The Sandman: Overture by Neil Gaiman (writer), J.H. Williams III (illustrator), Dave Stewart (colors), Todd Klein (lettering), and Dave McKean (original series covers)
DC Comics/Vertigo (November 2015)
224 pages; $14.99 hardcover/$14.24 e-book
Reviewed by Blu Gilliand
When a series reaches the level of fan adoration and critical acclaim that Neil Gaiman’s The Sandman has, there’s always going to be a clamoring for more. Yes, it has been nearly 20 years since the 75th and final issue of the comic series was published by DC, but the work has aged magnificently, standing even now as a testament to what the medium is capable of, and as a standard which is rarely equaled.
Gaiman has demonstrated on more than one occasion that he’s not opposed to revisiting his creation if he’s got a good story to tell. He wrote The Sandman: The Dream Hunters, and a handful of stories for the Endless Nights anthology, and now he’s come back again with a prequel to the original series. The Sandman: Overture was a six issue limited series that began in 2013, and is now collected in its entirety in a beautiful hardcover edition.
When you say “prequel” these days, it’s a common reaction for fans to wince and flash back to the uninspired, fill-in-the-blanks efforts George Lucas trotted out with his Star Wars prequel trilogy. Let me go ahead and put those fears to rest: this is no nostalgia-fueled victory lap. Yes, Overture does fill in some gaps that fans have been fretting over since the beginning of the series – namely, what brought the Dream King so low that he could be captured by a bunch of cut-rate occultists, as he had been when we first met him way back in issue one? And yes, there are plenty of nods and hints and cameos that will stick out like sore thumbs to those who have read the entire series. But Gaiman achieves this organically, refusing to shoehorn fan favorites in for the sake of fan service, choosing instead to include only those things that make sense for the story he’s now telling.
I won’t go into a huge plot summary – suffice to say there’s a star that has gone insane, and its become a threat to the entire universe. Dream, feeling that he is somehow responsible, ventures to the far corners of existence to try and save, well, everything. Along the way he encounters many other manifestations of himself, has a conversation with God, and visits a city of stars. It’s an ambitious piece of storytelling, enhanced in immeasurable ways by the gorgeous artwork of J.H. Williams III, who matches Gaiman stride-for-stride in scope and innovation. Panels melt and flow into one another, and there are times when Williams employs several different art styles on the same page, and yet these flourishes never disrupt the flow of the story. The contributions of colorist Dave Stewart and letterer Todd Klein are likewise integral to bringing the story to vivid life.

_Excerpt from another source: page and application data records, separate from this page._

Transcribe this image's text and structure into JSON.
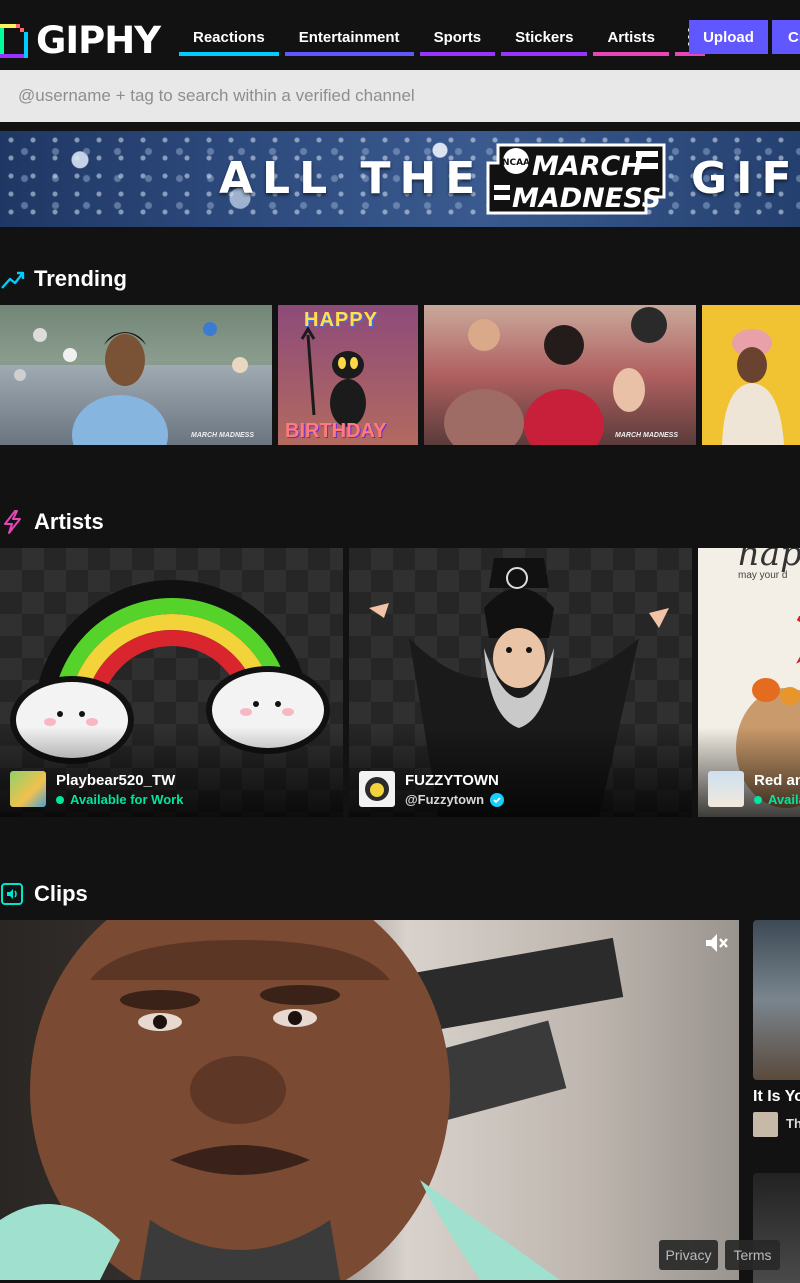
{
  "brand": {
    "name": "GIPHY"
  },
  "nav": {
    "items": [
      {
        "label": "Reactions"
      },
      {
        "label": "Entertainment"
      },
      {
        "label": "Sports"
      },
      {
        "label": "Stickers"
      },
      {
        "label": "Artists"
      }
    ],
    "more_icon": "vertical-dots-icon",
    "upload_label": "Upload",
    "create_label": "Cr"
  },
  "search": {
    "placeholder": "@username + tag to search within a verified channel",
    "value": ""
  },
  "banner": {
    "left_text": "ALL THE",
    "logo_text_top": "MARCH",
    "logo_text_bottom": "MADNESS",
    "logo_badge": "NCAA",
    "right_text": "GIFS"
  },
  "sections": {
    "trending": {
      "title": "Trending",
      "icon": "trending-icon",
      "icon_color": "#00ccff"
    },
    "artists": {
      "title": "Artists",
      "icon": "lightning-icon",
      "icon_color": "#e646b6"
    },
    "clips": {
      "title": "Clips",
      "icon": "speaker-icon",
      "icon_color": "#00e6cc"
    }
  },
  "trending_tiles": [
    {
      "overlay": "MARCH MADNESS"
    },
    {
      "line1": "HAPPY",
      "line2": "BIRTHDAY"
    },
    {
      "overlay": "MARCH MADNESS"
    },
    {}
  ],
  "artists": [
    {
      "name": "Playbear520_TW",
      "status": "Available for Work"
    },
    {
      "name": "FUZZYTOWN",
      "handle": "@Fuzzytown"
    },
    {
      "name": "Red an",
      "status": "Availa",
      "card_text_top": "happy",
      "card_text_sub": "may your d"
    }
  ],
  "clips": {
    "side_title": "It Is Yo",
    "side_user": "Th"
  },
  "footer": {
    "privacy": "Privacy",
    "terms": "Terms"
  },
  "colors": {
    "accent": "#6157ff",
    "background": "#121212",
    "available": "#00e6a0"
  }
}
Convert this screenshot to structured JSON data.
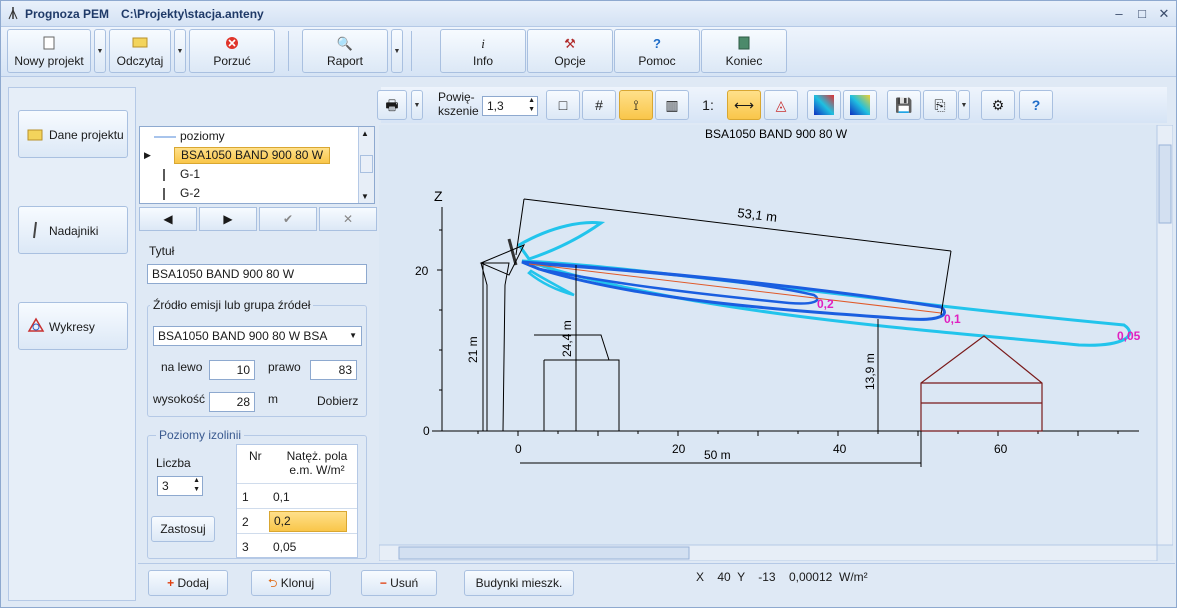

Although it’s a prequel, I still think it’s a good idea for those who have yet to encounter The Sandman to read the rest of the series before diving into Overture. It is, after all, a beginning that’s being told at the end of the story, and it benefits from having knowledge of all that comes after it. However, whether this is your first foray into Gaiman’s masterpiece or a welcome return for a long-time fan, I think you’re going to be thrilled with the results.